**Prompt:** Would you please copy the entries exactly, leaving every picture aside?

**Given records:**
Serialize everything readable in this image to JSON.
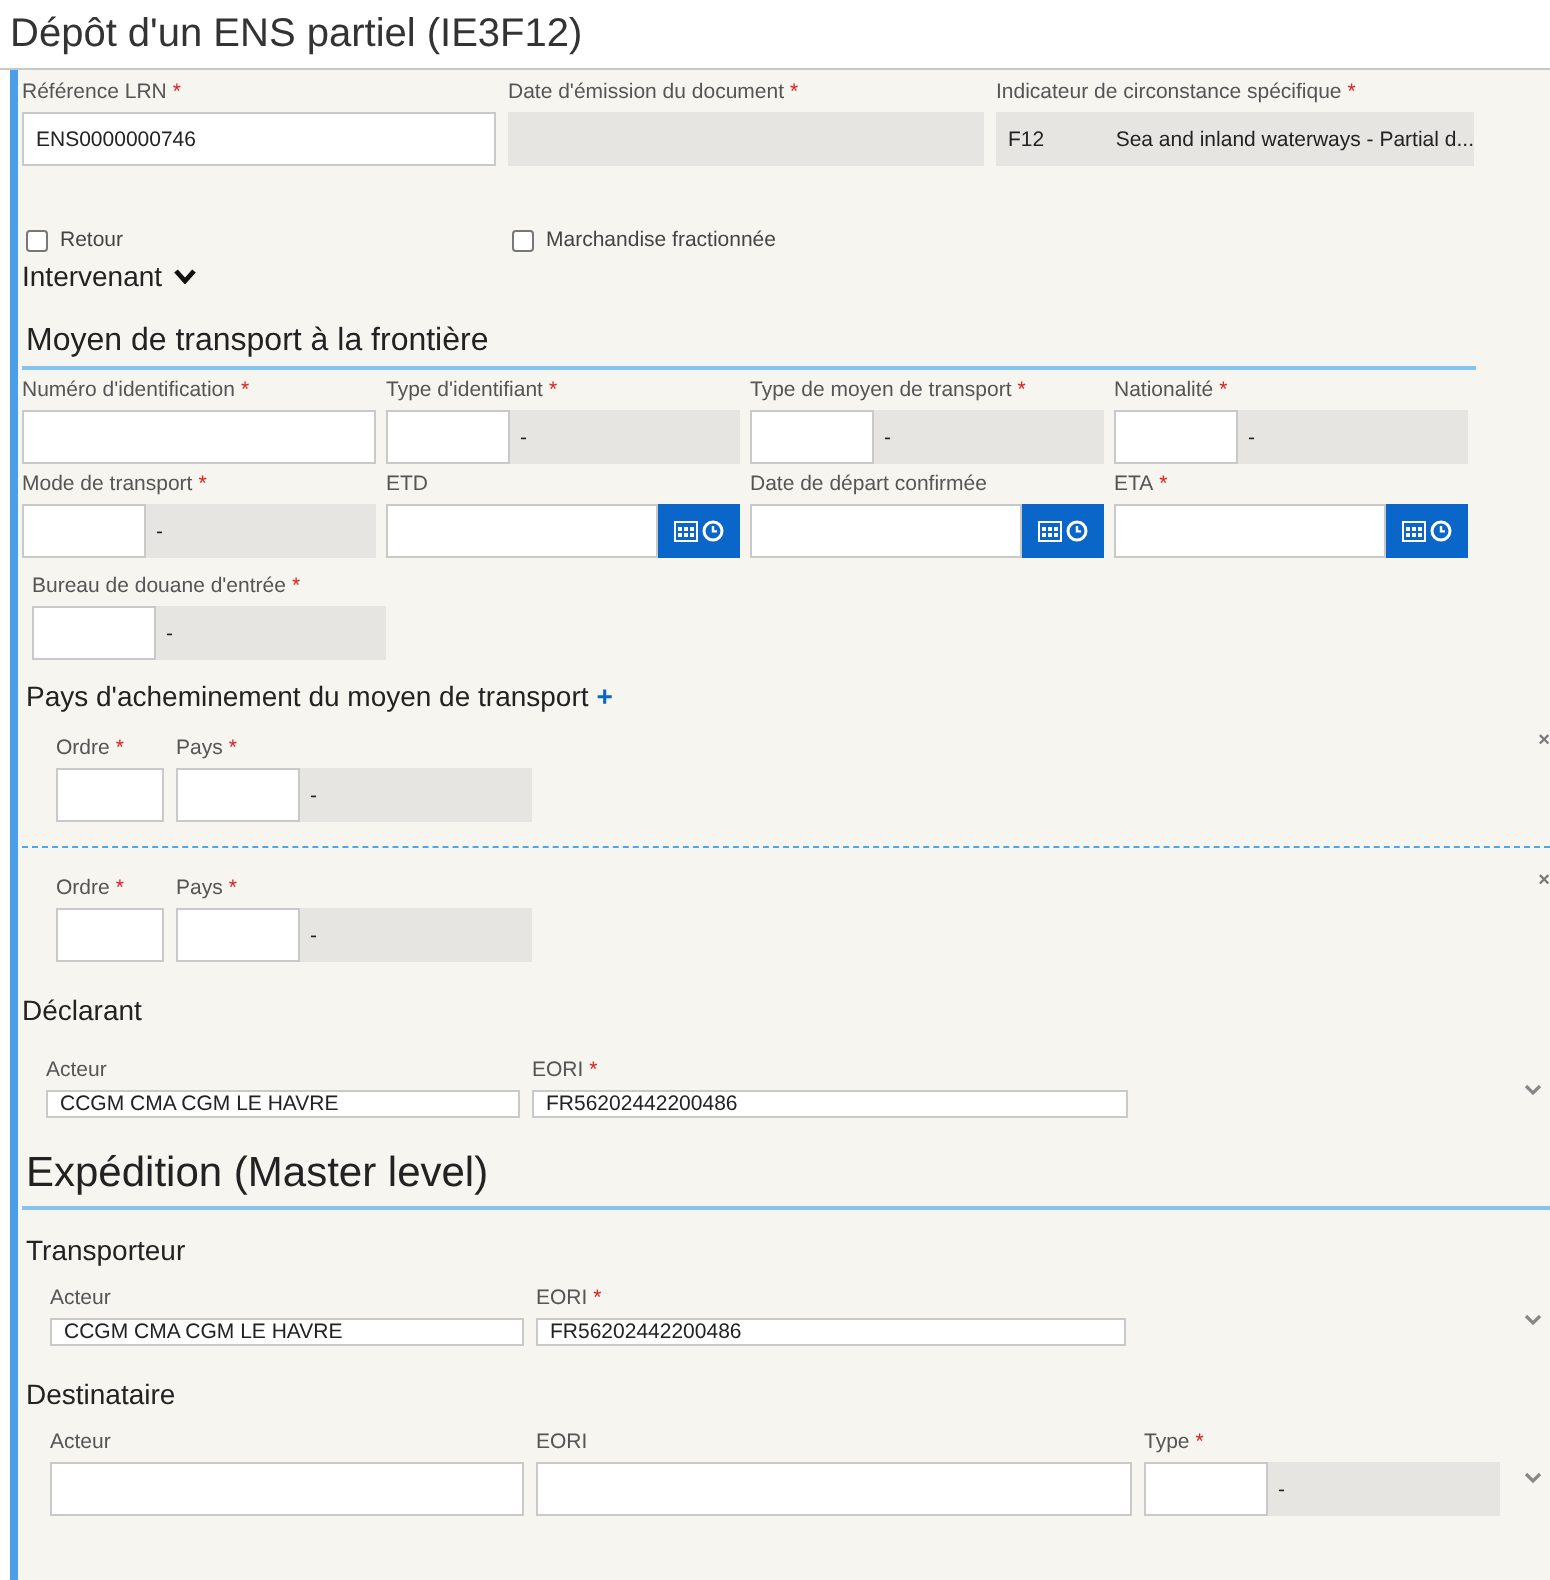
{
  "title": "Dépôt d'un ENS partiel (IE3F12)",
  "required_mark": "*",
  "header_fields": [
    {
      "kind": "text",
      "label": "Référence LRN",
      "required": true,
      "value": "ENS0000000746"
    },
    {
      "kind": "readonly",
      "label": "Date d'émission du document",
      "required": true
    },
    {
      "kind": "select",
      "label": "Indicateur de circonstance spécifique",
      "required": true,
      "code": "F12",
      "description": "Sea and inland waterways - Partial d..."
    }
  ],
  "checkboxes": [
    {
      "label": "Retour",
      "checked": false
    },
    {
      "label": "Marchandise fractionnée",
      "checked": false
    }
  ],
  "intervenant": {
    "label": "Intervenant",
    "expanded": false
  },
  "transport": {
    "title": "Moyen de transport à la frontière",
    "fields": [
      {
        "kind": "text",
        "label": "Numéro d'identification",
        "required": true
      },
      {
        "kind": "code",
        "label": "Type d'identifiant",
        "required": true,
        "description": "-"
      },
      {
        "kind": "code",
        "label": "Type de moyen de transport",
        "required": true,
        "description": "-"
      },
      {
        "kind": "code",
        "label": "Nationalité",
        "required": true,
        "description": "-"
      },
      {
        "kind": "code",
        "label": "Mode de transport",
        "required": true,
        "description": "-"
      },
      {
        "kind": "date",
        "label": "ETD",
        "required": false
      },
      {
        "kind": "date",
        "label": "Date de départ confirmée",
        "required": false
      },
      {
        "kind": "date",
        "label": "ETA",
        "required": true
      }
    ],
    "office": {
      "kind": "code",
      "label": "Bureau de douane d'entrée",
      "required": true,
      "description": "-"
    },
    "route": {
      "title": "Pays d'acheminement du moyen de transport",
      "add_symbol": "+",
      "remove_symbol": "×",
      "rows": [
        {
          "fields": [
            {
              "kind": "text",
              "label": "Ordre",
              "required": true
            },
            {
              "kind": "code",
              "label": "Pays",
              "required": true,
              "description": "-"
            }
          ]
        },
        {
          "fields": [
            {
              "kind": "text",
              "label": "Ordre",
              "required": true
            },
            {
              "kind": "code",
              "label": "Pays",
              "required": true,
              "description": "-"
            }
          ]
        }
      ]
    }
  },
  "declarant": {
    "title": "Déclarant",
    "fields": [
      {
        "kind": "text",
        "label": "Acteur",
        "required": false,
        "value": "CCGM CMA CGM LE HAVRE"
      },
      {
        "kind": "text",
        "label": "EORI",
        "required": true,
        "value": "FR56202442200486"
      }
    ]
  },
  "expedition": {
    "title": "Expédition (Master level)",
    "parties": [
      {
        "title": "Transporteur",
        "fields": [
          {
            "kind": "text",
            "label": "Acteur",
            "required": false,
            "value": "CCGM CMA CGM LE HAVRE"
          },
          {
            "kind": "text",
            "label": "EORI",
            "required": true,
            "value": "FR56202442200486"
          }
        ]
      },
      {
        "title": "Destinataire",
        "fields": [
          {
            "kind": "text",
            "label": "Acteur",
            "required": false
          },
          {
            "kind": "text",
            "label": "EORI",
            "required": false
          },
          {
            "kind": "code",
            "label": "Type",
            "required": true,
            "description": "-"
          }
        ]
      }
    ]
  }
}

**Solution to this exercise:**
Serialize everything readable in this image to JSON.
{
  "title": "Dépôt d'un ENS partiel (IE3F12)",
  "required_mark": "*",
  "header_fields": [
    {
      "kind": "text",
      "label": "Référence LRN",
      "required": true,
      "value": "ENS0000000746"
    },
    {
      "kind": "readonly",
      "label": "Date d'émission du document",
      "required": true
    },
    {
      "kind": "select",
      "label": "Indicateur de circonstance spécifique",
      "required": true,
      "code": "F12",
      "description": "Sea and inland waterways - Partial d..."
    }
  ],
  "checkboxes": [
    {
      "label": "Retour",
      "checked": false
    },
    {
      "label": "Marchandise fractionnée",
      "checked": false
    }
  ],
  "intervenant": {
    "label": "Intervenant",
    "expanded": false
  },
  "transport": {
    "title": "Moyen de transport à la frontière",
    "fields": [
      {
        "kind": "text",
        "label": "Numéro d'identification",
        "required": true
      },
      {
        "kind": "code",
        "label": "Type d'identifiant",
        "required": true,
        "description": "-"
      },
      {
        "kind": "code",
        "label": "Type de moyen de transport",
        "required": true,
        "description": "-"
      },
      {
        "kind": "code",
        "label": "Nationalité",
        "required": true,
        "description": "-"
      },
      {
        "kind": "code",
        "label": "Mode de transport",
        "required": true,
        "description": "-"
      },
      {
        "kind": "date",
        "label": "ETD",
        "required": false
      },
      {
        "kind": "date",
        "label": "Date de départ confirmée",
        "required": false
      },
      {
        "kind": "date",
        "label": "ETA",
        "required": true
      }
    ],
    "office": {
      "kind": "code",
      "label": "Bureau de douane d'entrée",
      "required": true,
      "description": "-"
    },
    "route": {
      "title": "Pays d'acheminement du moyen de transport",
      "add_symbol": "+",
      "remove_symbol": "×",
      "rows": [
        {
          "fields": [
            {
              "kind": "text",
              "label": "Ordre",
              "required": true
            },
            {
              "kind": "code",
              "label": "Pays",
              "required": true,
              "description": "-"
            }
          ]
        },
        {
          "fields": [
            {
              "kind": "text",
              "label": "Ordre",
              "required": true
            },
            {
              "kind": "code",
              "label": "Pays",
              "required": true,
              "description": "-"
            }
          ]
        }
      ]
    }
  },
  "declarant": {
    "title": "Déclarant",
    "fields": [
      {
        "kind": "text",
        "label": "Acteur",
        "required": false,
        "value": "CCGM CMA CGM LE HAVRE"
      },
      {
        "kind": "text",
        "label": "EORI",
        "required": true,
        "value": "FR56202442200486"
      }
    ]
  },
  "expedition": {
    "title": "Expédition (Master level)",
    "parties": [
      {
        "title": "Transporteur",
        "fields": [
          {
            "kind": "text",
            "label": "Acteur",
            "required": false,
            "value": "CCGM CMA CGM LE HAVRE"
          },
          {
            "kind": "text",
            "label": "EORI",
            "required": true,
            "value": "FR56202442200486"
          }
        ]
      },
      {
        "title": "Destinataire",
        "fields": [
          {
            "kind": "text",
            "label": "Acteur",
            "required": false
          },
          {
            "kind": "text",
            "label": "EORI",
            "required": false
          },
          {
            "kind": "code",
            "label": "Type",
            "required": true,
            "description": "-"
          }
        ]
      }
    ]
  }
}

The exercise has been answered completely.